Life Doesn’t End When Everyone Finds Out
In June 2016, I resigned from my position at a church after eight years in order to seek treatment for alcohol abuse. By the time I resigned, my struggle had grown into full-blown alcoholism. I would drink as often as I could, and as much as I could. What started as a way to unwind after a long, stressful day in ministry or life in general eventually turned into an addiction that I could not stop. There’s no exciting start to my addiction, just something that started as once per month turned into once per week, turned into once per day, which turned into whatever I could manage without getting caught.
All the while, I was in a community of people who could have (and would have) stopped me and helped me all along but, instead, I kept my struggles a secret. I tried to solve my problems on my own; this only fueled the addiction, as well as the toxic nature of what I was doing.
Our Fear Leads to Isolation
I was afraid that, if people found out what I was up to, my life would be over. I believed that, if people knew I struggled with alcohol, they would view me differently, and I feared that my time in ministry would come to an end. Because of that fear, I kept everything a secret, even largely from my wife. The problem is that sin grows in secret and, therefore, my struggle kept growing and growing and growing.
The reason anyone keeps a struggle a secret is because they’re afraid of the consequences. They typically believe that it’s best to try and solve their problem on their own, rather than deal with what will happen if other people find out the truth. A lot of times, these fears are based entirely in reality. After my confession, people treated me differently. After coming forward, there was good reason that I shouldn’t be serving in specific ministries. As a pastor, I was afraid that if I lost my ministry (which was also my job), I would also lose my way of supporting my family.
And each of those fears was grounded in reality.
Our Fear Reveals Our Idols
While those fears are based in reality, they also revealed something about me; they revealed the idols in my life and where I found my identity. This isn’t to discredit the fear, but it is to point out the reason I wasn’t pursuing sanctification and community was because I had idols in my life.

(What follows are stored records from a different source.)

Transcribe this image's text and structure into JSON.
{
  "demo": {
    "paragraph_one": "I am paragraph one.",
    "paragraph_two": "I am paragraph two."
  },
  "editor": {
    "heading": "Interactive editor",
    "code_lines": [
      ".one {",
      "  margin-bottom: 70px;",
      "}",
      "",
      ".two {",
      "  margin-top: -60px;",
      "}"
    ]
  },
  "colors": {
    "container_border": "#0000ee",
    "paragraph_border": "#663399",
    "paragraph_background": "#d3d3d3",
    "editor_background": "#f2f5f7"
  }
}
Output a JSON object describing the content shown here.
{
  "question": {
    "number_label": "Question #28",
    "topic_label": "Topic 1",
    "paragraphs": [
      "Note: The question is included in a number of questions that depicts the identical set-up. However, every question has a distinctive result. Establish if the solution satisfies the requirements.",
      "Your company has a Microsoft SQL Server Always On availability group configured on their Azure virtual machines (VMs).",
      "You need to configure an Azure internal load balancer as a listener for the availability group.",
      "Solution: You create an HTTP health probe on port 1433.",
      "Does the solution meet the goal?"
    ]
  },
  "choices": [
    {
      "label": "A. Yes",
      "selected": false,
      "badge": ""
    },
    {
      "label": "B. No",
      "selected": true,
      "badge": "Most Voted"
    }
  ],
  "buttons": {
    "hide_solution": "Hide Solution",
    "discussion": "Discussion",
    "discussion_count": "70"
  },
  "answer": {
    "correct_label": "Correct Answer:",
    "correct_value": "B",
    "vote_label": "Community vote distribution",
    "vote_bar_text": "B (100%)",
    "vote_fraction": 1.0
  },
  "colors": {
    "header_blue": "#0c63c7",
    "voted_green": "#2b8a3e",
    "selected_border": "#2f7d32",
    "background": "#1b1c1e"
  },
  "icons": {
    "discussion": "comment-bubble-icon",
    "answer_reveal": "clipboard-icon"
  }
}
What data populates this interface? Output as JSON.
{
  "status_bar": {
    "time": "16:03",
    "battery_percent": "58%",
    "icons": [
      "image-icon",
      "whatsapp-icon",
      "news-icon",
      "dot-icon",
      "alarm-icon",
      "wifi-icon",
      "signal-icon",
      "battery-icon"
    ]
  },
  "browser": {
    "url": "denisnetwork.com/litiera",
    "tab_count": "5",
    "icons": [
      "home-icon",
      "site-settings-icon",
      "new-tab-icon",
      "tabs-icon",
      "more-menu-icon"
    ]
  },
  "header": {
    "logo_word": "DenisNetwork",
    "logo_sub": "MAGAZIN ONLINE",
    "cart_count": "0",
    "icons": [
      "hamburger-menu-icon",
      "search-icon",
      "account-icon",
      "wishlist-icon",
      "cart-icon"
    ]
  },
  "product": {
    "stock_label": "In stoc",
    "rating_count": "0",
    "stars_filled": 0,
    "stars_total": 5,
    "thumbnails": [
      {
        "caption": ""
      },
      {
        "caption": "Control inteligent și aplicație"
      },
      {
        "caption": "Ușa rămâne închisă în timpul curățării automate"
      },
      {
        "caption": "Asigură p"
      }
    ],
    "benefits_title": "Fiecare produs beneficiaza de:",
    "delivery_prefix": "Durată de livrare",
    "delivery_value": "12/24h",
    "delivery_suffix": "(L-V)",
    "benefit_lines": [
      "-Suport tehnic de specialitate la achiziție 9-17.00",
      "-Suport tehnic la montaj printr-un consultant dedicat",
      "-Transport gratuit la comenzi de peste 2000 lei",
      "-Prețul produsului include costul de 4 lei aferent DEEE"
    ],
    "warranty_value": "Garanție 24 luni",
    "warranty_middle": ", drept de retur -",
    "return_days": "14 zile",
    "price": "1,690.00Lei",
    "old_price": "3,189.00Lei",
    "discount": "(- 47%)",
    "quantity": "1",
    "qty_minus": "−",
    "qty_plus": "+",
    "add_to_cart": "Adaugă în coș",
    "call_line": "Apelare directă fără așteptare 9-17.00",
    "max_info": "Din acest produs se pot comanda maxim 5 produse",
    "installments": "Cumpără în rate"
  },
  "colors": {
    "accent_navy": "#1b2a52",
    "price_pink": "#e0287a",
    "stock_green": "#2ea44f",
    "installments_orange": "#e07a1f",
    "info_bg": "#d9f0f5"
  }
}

There were things in my life that I valued and trusted more than Christ. All of my fears were based around losing my idols or control.
I valued my reputation more than I valued pursuing Christ. I trusted my ability to provide, but not God’s ability to provide what I needed. I valued my ministry at church over my ministry to my family.
My life was defined by my ministry, my reputation and my job. Therefore, I believed that my life would “end” if people found out what was going on.
The only reason I thought my life would end was because I had defined my life entirely incorrectly.
“But if we confess our sins to him, he is faithful and just to forgive us our sins and to cleanse us from all wickedness.” 1 John 1:9 (NLT)
Your Life Doesn’t End
Our identities don’t come from our work. Our value doesn’t come from what people think of us, or a job title. Our identity comes from being created and loved by a gracious and creative God.
All along, I had a family that loved me, a community that would support me, and a God who would give me grace. But, I isolated myself, because I thought that was what would keep my life going.
Nothing could have been further from the truth, though. You don’t live your life with people by lying to them, and hiding who you are from them. And you can’t experience all that God has for you while running from Him.
If only I had realized sooner how my sin was blocking me from the life I was supposed to have. It wasn’t that my life would end if everything was exposed, it’s that I needed to reveal the sin in order to let my life begin.
Sean Chandler is a blogger, speaker, YouTuber, and 10-year student ministry veteran. He has written for numerous ministry publications, including Youth Specialties, RelevantMagazine.com, and FaithIt.com. You can read his thoughts on life, sin, and grace on his personal blog, www.seanchandlerlive.com. For his movie reviews, check out youtube.com/seanchandlertalksabout/.
Disclaimer: The views and opinions expressed in the YS Blog are those of the authors and do not necessarily reflect the opinion or position of YS.